Neonicotinoids: Despite EU moratorium, bees still at risk
Since 2013, a European Union (EU) moratorium has restricted the application of three neonicotinoids to crops that attract bees because of the harmful effects they are deemed to have on these insects. Yet researchers from the CNRS, INRA, and the Institut de l'Abeille (ITSAP) have just demonstrated that residues of these insecticides—and especially of imidacloprid—can still be detected in rape nectar from 48% of the plots of studied fields, their concentrations varying greatly over the years. An assessment of the risk posed to bees, based on health agency models and parameters, has revealed that for two out of five years, at least 12% of the fields were sufficiently contaminated to kill 50% of the bees and bumblebees foraging on them.

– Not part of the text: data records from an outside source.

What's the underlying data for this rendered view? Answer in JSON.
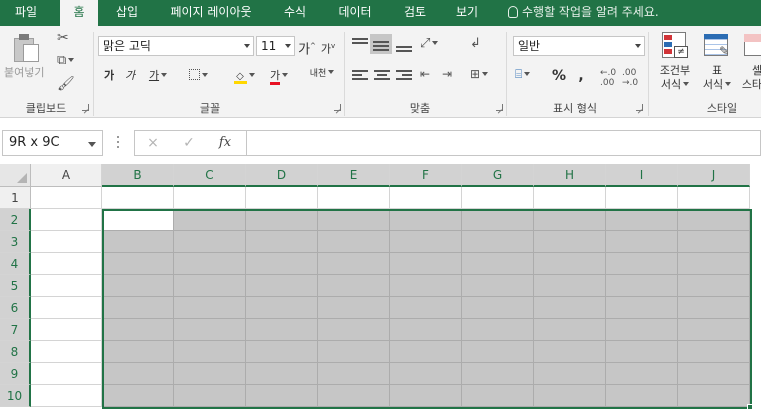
{
  "ribbon_tabs": [
    {
      "label": "파일",
      "active": false
    },
    {
      "label": "홈",
      "active": true
    },
    {
      "label": "삽입",
      "active": false
    },
    {
      "label": "페이지 레이아웃",
      "active": false
    },
    {
      "label": "수식",
      "active": false
    },
    {
      "label": "데이터",
      "active": false
    },
    {
      "label": "검토",
      "active": false
    },
    {
      "label": "보기",
      "active": false
    }
  ],
  "tell_me": {
    "placeholder": "수행할 작업을 알려 주세요."
  },
  "clipboard": {
    "paste_label": "붙여넣기",
    "group_label": "클립보드"
  },
  "font": {
    "name": "맑은 고딕",
    "size": "11",
    "grow_label": "가",
    "shrink_label": "가",
    "bold_label": "가",
    "italic_label": "가",
    "underline_label": "가",
    "font_color_label": "가",
    "phonetic_label": "내천",
    "group_label": "글꼴",
    "font_color": "#e81123",
    "fill_color": "#ffd700"
  },
  "alignment": {
    "group_label": "맞춤"
  },
  "number": {
    "format": "일반",
    "percent_label": "%",
    "comma_label": ",",
    "group_label": "표시 형식"
  },
  "styles": {
    "conditional_label_1": "조건부",
    "conditional_label_2": "서식",
    "table_label_1": "표",
    "table_label_2": "서식",
    "cell_styles_label": "셀",
    "cell_styles_label_2": "스타일",
    "group_label": "스타일"
  },
  "formula_bar": {
    "name_box": "9R x 9C",
    "cancel_icon": "×",
    "enter_icon": "✓",
    "fx_label": "fx",
    "value": ""
  },
  "sheet": {
    "columns": [
      "A",
      "B",
      "C",
      "D",
      "E",
      "F",
      "G",
      "H",
      "I",
      "J"
    ],
    "rows": [
      "1",
      "2",
      "3",
      "4",
      "5",
      "6",
      "7",
      "8",
      "9",
      "10"
    ],
    "selected_range": "B2:J10",
    "active_cell": "B2"
  },
  "colors": {
    "accent": "#217346",
    "selection_fill": "#c6c6c6",
    "ribbon_bg": "#f3f3f3"
  }
}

The researchers' findings are published in Science of the Total Environment (28 November 2019).
The role of neonicotinoids in the decline of bees led to a 2013 EU moratorium limiting the use of three insecticides—clothianidin, imidacloprid, and thiamethoxam—on crops attracting pollinating bees. In September 2018, this was followed by a total ban on their application to any outdoor crop in France. Yet neonicotinoids are frequently detected on wildflowers and untreated crops, suggesting their dispersion within the environment after agricultural use.
To investigate this further, researchers from the Chizé Centre for Biological Studies (CNRS / La Rochelle University); INRA units Abeilles, Paysages, Interactions et Systèmes de Culture (APIS) and Abeilles et Environnement (AE); and ITSAP looked for and quantified neonicotinoid residues in nectar from 291 plots (536 samples) of winter rape for the five years following adoption of the moratorium, from 2014 to 2018.

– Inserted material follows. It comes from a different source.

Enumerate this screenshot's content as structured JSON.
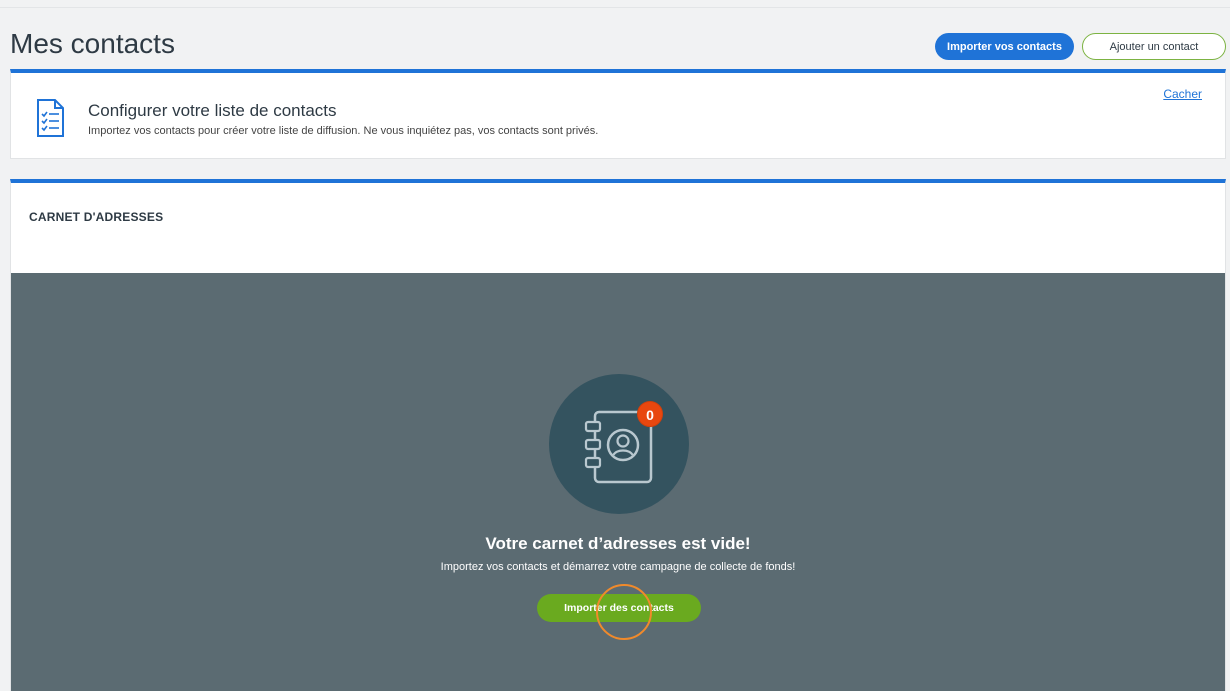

Their first observation was that the three neonicotinoids in question could be found in the samples. Imidacloprid in particular was detected each year, in 43% of the analysed samples (corresponding to 48% of the fields), with no downward trend over the years but great variation between them. In 2016, over 90% of the sampled plots tested positive, versus 5% in 2015. Residue levels depend on the type of soil and are higher when there is more precipitation, but they do not appear to be directly linked to the spatial or temporal proximity of potentially treated crops. Though 92% of the positive samples only contained 0.1 to 1 ng/mL of imidacloprid, maximum concentrations in some cases exceeded those reported for treated plots, reaching as high as 70 ng/mL.

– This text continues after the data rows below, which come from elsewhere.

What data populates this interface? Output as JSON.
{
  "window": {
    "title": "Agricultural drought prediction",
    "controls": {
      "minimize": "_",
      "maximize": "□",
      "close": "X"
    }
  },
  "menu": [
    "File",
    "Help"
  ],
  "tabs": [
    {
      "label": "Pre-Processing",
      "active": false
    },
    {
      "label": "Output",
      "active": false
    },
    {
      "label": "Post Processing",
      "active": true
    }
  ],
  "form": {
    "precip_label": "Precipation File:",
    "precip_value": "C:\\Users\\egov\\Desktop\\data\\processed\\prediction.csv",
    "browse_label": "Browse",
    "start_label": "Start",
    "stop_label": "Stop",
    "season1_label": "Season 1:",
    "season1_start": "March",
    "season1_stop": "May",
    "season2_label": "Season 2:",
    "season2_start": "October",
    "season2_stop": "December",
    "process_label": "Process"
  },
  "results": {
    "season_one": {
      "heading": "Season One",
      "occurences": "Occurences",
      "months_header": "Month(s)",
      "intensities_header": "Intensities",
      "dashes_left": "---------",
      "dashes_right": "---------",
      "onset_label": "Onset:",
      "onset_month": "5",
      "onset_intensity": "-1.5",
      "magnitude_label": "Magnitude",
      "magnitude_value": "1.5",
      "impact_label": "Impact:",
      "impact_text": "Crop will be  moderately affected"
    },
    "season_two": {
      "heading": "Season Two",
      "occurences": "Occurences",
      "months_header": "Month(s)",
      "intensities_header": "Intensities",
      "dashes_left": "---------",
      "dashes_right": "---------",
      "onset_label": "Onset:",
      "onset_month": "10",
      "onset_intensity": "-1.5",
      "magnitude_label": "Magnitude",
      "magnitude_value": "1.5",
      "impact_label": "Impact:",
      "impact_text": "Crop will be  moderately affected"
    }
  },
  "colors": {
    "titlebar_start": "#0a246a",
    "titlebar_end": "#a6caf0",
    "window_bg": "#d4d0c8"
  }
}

Using this data, mortality assessments based on health agency models and parameters suggest a non-negligible risk for pollinating bees. For domestic bees, risk peaked in 2014 and 2016, when around 50% of the pollinators were likely to die from imidacloprid in 12% of the plots studied. In those years, 10% to 20% of the plots exhibited a level of contamination associated with the same risk of death for bumblebees and solitary bees. These findings indicate that persistent use of neonicotinoids with certain crops in open fields threatens bees and pollinators frequenting other, untreated crops. They confirm that imidacloprid residues remain in the environment, and spread, even turning up in rape nectar, even though neonicotinoids have not been applied to rape crops since 2013. They also justify the reinforcement of pesticide controls by the total ban on the use of neonicotinoids for any outdoor crop in France, adopted in September 2018.
This study relied on access to the Zone Atelier Plaine & Val de Sèvre, a unique CNRS site in west central France (Deux-Sèvres, Nouvelle-Aquitaine).